Winners and Losers from the Euro 2016 Qualifying Draw
While fans and players alike begin to gear up to the FIFA 2014 World Cup finals later this year, managers and officials from European nations cast their eyes in a different direction on Sunday, to the draw for the qualifying stage of Euro 2016.
The competing nations have been split into nine groups, with some countries perhaps rather happier than others with their lot and the sides they must play against.
Here we take a look at who might initially be seen as the biggest winners and losers from the draw, with the qualifiers due to start September 2014.
Losers: The Usual Minnows
Despite increased calls from viewers around the game that the smallest nations should be put in their own preliminary draw to try to boost quality and ability to win games, the minnows of Europe are once more paired off against teams they have no hope of beating.
Luxembourg face the likes of Ukraine and Spain, and Malta face Italy and Croatia.
At least Moldova and Liechtenstein are in the same group; one of them will have to get points.
Gibraltar are to compete in their first qualifying stage as a UEFA member state.
They might have wanted to pair up against England in the draw, but that didn't happen—but they might have got the next best thing.
They will face both Scotland and Republic of Ireland in Group D, along with Germany, Georgia and Poland. Big teams, big coverage and a big opportunity to show what they are capable of.
Bosnia-Herzegovina have managed to qualify for their first major finals with the forthcoming World Cup and are emerging as a very good side with potential to grow further.
They would have hoped for a kind draw for the Euros, and although they only really have one major opponent in Group B, Belgium are a nation not dissimilar to themselves—except further along the path.
Indeed, many of Belgium's top talents may be hitting their peak for Euro 2016, and it is difficult to see them not topping the group, leaving Bosnia-Herzegovina to hope for second place and an automatic qualification.
Spain are still the best national side in the world for many viewers, though they had a tricky matchup against France in qualifying for the 2014 World Cup.
They still came through on top, but the Euro 2016 draw has given them a far easier-looking passage to the finals.
Slovakia and Ukraine are the toughest opposition they will face—both passable sides, but nowhere near the quality to stop the reigning European Championship holders.
Not many people would expect Albania to qualify for the European Championship anyway, but neither are they one of the biggest whipping-boys around.
In being drawn in Group I, though, they face four opponents who are all hovering between good and great.
Portugal will be the favourites, Denmark retain players to make an impact at finals if they can show consistency to get there, Serbia have a talented pool to pick from and Armenia went very close to making the playoffs for the World Cup.
This group could easily damage Albania's ranking significantly and thus their standing in future groups.
Winners: Scotland or Republic of Ireland
The expansion of the European Championship means the top two teams from each group automatically qualify, while third will at worst make the playoffs.
That's great news for the "nearly nations": those who are often in or around the top two or three in qualifying before falling just short.
In Group D, Germany will likely take top spot, but Ireland and Scotland will both consider themselves in with a chance of second place if they can find form and consistency.
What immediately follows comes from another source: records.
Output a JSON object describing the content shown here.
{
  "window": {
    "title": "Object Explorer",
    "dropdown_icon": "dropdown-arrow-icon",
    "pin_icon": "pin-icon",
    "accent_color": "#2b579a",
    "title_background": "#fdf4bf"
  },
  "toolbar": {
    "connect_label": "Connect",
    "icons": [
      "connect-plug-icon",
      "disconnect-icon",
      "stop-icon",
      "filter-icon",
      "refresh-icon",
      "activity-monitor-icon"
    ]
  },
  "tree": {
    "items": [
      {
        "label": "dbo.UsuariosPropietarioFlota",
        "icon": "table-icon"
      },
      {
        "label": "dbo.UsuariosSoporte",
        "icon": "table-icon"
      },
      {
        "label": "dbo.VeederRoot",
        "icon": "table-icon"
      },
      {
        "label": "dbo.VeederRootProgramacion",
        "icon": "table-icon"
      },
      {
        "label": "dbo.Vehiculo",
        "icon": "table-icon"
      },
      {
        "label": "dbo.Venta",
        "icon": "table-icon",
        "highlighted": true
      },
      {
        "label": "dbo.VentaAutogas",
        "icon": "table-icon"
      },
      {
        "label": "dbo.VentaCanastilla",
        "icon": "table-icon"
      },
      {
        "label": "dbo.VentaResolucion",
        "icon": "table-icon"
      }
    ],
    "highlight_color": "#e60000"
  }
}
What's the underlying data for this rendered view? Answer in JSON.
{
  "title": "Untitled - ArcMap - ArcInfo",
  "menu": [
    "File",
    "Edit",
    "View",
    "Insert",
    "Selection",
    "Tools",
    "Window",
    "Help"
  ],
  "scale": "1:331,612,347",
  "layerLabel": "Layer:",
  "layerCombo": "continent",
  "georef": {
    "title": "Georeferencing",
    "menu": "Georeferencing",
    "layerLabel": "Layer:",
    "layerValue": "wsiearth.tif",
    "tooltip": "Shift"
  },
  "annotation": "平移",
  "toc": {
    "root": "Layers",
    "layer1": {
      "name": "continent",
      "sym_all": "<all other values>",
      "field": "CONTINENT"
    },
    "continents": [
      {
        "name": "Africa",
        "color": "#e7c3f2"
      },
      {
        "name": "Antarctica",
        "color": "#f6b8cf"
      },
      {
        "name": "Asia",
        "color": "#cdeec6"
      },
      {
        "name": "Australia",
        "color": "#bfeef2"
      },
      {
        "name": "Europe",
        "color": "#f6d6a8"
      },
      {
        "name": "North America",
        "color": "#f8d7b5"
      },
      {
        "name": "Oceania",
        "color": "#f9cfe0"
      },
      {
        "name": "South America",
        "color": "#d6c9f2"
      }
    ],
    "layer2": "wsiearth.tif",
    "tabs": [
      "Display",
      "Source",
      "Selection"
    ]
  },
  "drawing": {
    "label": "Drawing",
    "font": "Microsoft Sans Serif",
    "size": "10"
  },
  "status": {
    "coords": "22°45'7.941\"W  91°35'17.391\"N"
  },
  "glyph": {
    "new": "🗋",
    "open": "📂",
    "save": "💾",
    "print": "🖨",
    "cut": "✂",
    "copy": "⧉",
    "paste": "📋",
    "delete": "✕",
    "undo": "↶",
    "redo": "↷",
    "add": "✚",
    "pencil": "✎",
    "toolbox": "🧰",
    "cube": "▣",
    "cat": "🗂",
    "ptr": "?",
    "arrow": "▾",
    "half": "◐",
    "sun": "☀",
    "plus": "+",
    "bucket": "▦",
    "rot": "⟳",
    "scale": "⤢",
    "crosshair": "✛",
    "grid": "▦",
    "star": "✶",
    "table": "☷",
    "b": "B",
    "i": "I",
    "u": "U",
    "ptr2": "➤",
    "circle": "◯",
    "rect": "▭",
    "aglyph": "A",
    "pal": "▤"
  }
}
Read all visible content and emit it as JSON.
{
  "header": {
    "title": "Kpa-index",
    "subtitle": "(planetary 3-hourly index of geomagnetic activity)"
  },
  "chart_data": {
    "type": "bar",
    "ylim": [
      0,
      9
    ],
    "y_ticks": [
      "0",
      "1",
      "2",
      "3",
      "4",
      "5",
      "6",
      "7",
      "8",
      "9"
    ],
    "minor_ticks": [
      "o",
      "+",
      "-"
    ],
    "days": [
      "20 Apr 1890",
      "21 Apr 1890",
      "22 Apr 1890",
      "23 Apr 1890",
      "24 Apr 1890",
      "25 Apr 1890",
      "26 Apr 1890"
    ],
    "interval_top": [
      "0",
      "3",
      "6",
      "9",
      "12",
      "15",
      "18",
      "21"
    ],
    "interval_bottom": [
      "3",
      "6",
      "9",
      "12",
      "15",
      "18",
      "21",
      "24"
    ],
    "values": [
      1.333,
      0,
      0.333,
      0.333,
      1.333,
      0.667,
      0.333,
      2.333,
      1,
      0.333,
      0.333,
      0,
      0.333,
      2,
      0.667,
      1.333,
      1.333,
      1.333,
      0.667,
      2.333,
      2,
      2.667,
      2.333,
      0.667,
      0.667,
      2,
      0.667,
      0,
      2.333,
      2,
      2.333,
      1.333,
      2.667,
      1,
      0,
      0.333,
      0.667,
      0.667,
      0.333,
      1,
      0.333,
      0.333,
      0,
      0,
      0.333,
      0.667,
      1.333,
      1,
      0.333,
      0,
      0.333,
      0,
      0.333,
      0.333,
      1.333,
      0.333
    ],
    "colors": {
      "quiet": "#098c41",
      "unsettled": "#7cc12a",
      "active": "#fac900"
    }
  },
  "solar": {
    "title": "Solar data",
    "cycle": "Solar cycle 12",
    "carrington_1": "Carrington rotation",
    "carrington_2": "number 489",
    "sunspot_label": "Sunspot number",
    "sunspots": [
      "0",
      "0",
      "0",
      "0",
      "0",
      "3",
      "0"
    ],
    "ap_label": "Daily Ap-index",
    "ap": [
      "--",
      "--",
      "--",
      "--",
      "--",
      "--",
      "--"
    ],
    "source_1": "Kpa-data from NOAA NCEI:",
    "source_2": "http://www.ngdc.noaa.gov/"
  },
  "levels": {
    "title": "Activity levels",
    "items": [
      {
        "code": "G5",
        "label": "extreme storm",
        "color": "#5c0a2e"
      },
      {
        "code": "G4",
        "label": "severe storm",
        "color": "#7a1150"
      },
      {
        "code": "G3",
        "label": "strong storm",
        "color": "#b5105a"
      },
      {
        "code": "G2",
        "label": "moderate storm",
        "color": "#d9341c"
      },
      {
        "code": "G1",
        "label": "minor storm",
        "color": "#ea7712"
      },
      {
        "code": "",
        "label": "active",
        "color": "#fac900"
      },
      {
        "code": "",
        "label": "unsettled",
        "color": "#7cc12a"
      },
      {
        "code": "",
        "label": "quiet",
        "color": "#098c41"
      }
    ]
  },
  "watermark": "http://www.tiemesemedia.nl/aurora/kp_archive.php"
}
Poland will be a massive threat to them though, while points dropped against Georgia and Gibraltar will be costly.
Losers: Anybody Playing France
France are hosting Euro 2016, but they are also taking part in the qualifying round.
Also, though they take part in the games, no points from those games will count toward qualifying. Essentially, they're taking part to not have to arrange friendlies.
No confirmation on where they will play yet, but presumably they will be "in" Group I, which has only five nations.
England might not be the world-beaters their fans and media want them to be, but they have been handed a very tame-looking group, which should present no problems in finishing inside the top two—and likely top entirely.
Switzerland will present formidable opposition in that they regularly manage to qualify for tournaments and have some quality younger players in their ranks.
Straightforward group for #eng. Good luck to the FA selling out Wembley.— Henry Winter (@henrywinter) February 23, 2014
Aside from that, though, Slovenia are the biggest threat, but they are eminently beatable if England's players perform. Estonia, Lithuania and San Marino should represent a 18-point return straight away.
"I am very satisfied with the draw, especially for the fans," England boss Roy Hodgson told Sky Sports. "We have had some quite tough trips in recent years, and on this occasion they are going to go to places that are much easier to get to and some very pleasant places to visit."